### Work to complete
Among the entries below, how many lines include "made"? Give the number alone.

### Items listed in a dataset
+++

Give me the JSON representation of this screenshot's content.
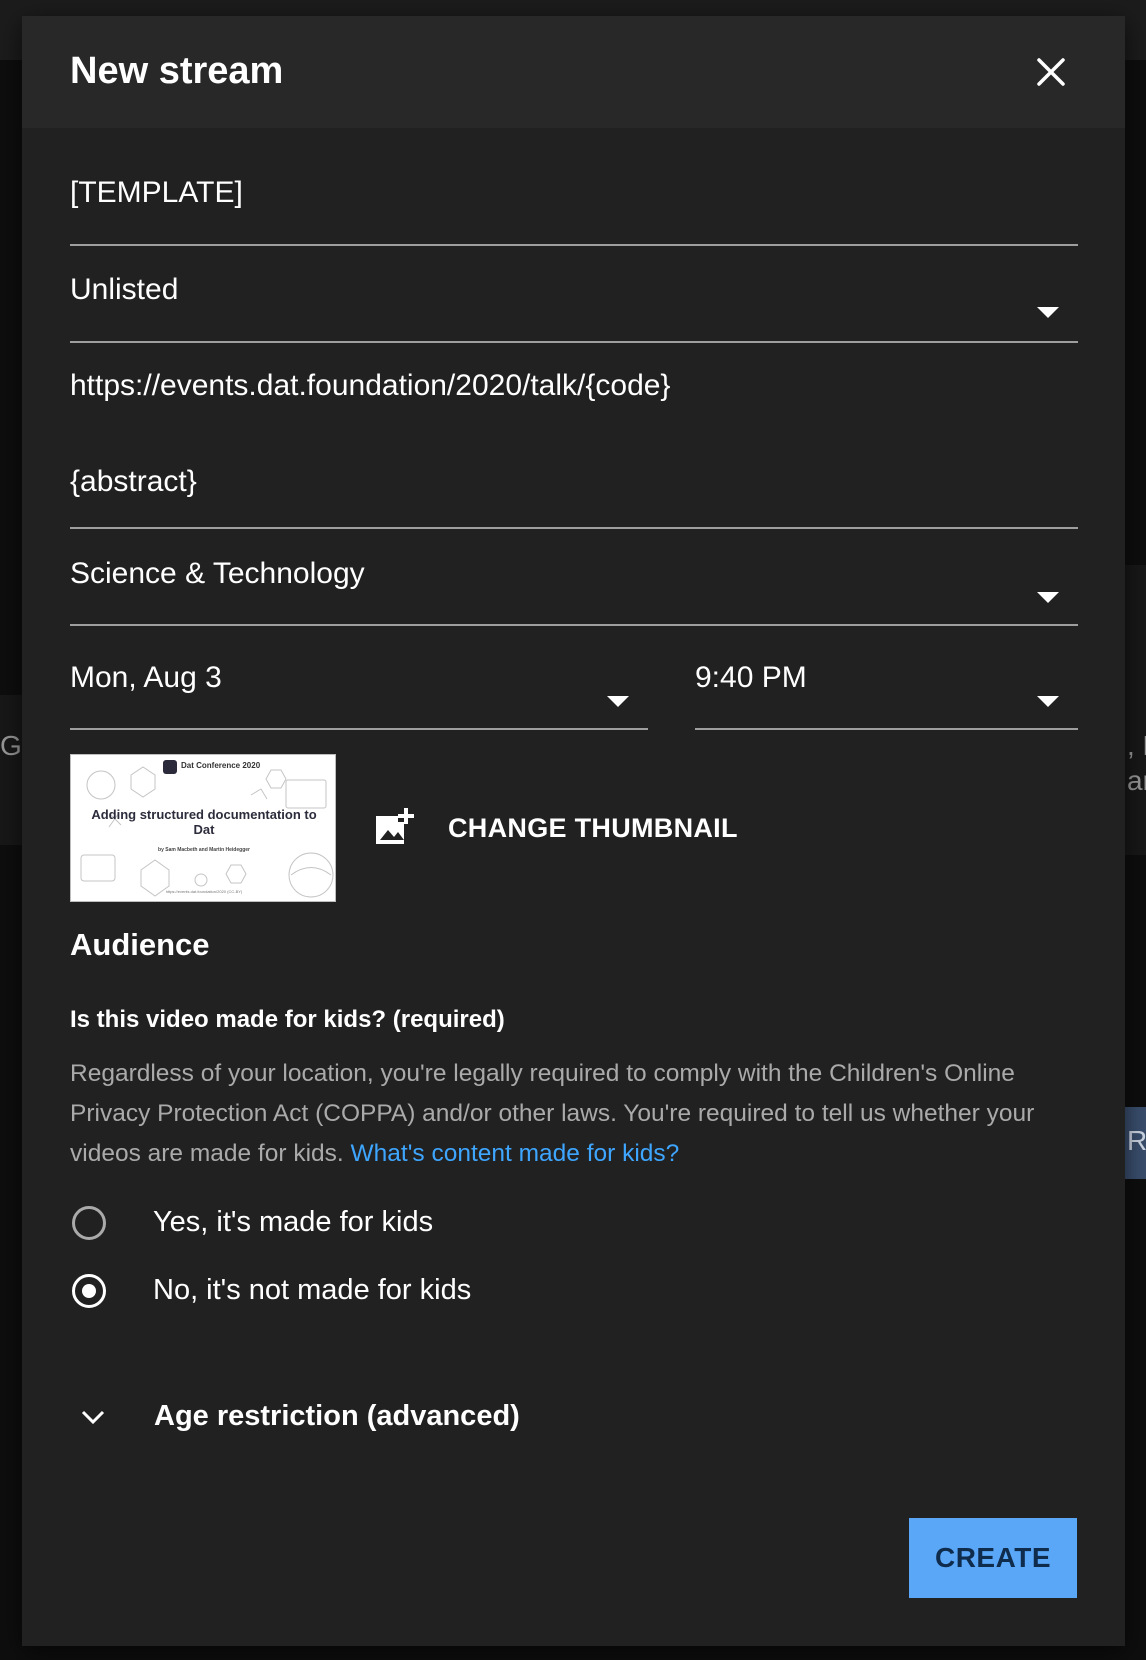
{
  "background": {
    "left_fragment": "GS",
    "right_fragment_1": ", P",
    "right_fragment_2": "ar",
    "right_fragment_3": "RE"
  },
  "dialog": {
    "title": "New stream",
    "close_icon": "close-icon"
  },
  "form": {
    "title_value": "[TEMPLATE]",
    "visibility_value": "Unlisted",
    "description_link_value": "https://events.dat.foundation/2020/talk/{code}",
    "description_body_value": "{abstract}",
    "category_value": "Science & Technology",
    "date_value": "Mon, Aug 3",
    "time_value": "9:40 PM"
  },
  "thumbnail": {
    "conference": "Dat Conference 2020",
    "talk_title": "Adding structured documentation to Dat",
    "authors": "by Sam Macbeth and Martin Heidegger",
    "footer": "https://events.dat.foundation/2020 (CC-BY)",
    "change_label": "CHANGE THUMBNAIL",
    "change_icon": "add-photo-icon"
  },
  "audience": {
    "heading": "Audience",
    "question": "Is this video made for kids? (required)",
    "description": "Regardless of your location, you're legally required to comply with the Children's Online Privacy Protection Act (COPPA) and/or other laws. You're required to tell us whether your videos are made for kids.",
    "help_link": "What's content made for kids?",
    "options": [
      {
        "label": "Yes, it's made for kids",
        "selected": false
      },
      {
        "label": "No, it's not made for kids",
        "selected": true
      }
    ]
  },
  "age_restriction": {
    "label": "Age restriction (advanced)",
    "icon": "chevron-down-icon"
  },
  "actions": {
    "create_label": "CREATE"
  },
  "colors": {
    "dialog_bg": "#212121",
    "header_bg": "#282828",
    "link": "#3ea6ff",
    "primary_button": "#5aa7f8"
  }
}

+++

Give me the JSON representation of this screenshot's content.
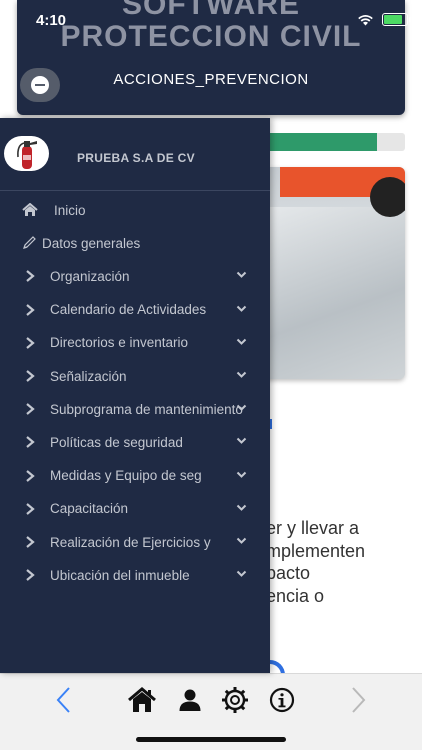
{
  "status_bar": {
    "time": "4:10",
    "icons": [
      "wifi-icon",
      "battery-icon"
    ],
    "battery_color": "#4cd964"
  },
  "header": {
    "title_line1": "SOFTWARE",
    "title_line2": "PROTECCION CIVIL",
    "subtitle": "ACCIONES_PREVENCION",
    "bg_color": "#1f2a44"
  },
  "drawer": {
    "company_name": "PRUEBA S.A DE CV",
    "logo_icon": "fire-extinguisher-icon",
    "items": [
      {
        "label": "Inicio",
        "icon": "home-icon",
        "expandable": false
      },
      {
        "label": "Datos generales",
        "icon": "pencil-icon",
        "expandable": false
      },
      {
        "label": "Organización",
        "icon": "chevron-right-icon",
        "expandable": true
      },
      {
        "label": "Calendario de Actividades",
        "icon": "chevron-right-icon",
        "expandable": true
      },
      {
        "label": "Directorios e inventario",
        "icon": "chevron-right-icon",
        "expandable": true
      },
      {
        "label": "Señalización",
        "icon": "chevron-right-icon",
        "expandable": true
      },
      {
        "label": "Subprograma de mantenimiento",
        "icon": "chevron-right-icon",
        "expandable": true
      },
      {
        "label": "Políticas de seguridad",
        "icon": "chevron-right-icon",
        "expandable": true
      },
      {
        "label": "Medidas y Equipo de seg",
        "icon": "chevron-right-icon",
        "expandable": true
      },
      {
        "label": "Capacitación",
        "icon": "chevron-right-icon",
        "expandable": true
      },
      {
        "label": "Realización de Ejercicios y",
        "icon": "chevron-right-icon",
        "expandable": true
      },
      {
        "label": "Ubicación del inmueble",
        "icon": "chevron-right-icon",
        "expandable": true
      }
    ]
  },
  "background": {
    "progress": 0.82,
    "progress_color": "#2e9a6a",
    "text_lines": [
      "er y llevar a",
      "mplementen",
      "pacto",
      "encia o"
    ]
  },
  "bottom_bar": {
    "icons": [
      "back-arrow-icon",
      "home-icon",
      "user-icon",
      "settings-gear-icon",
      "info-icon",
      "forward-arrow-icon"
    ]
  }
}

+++

### Expected output
5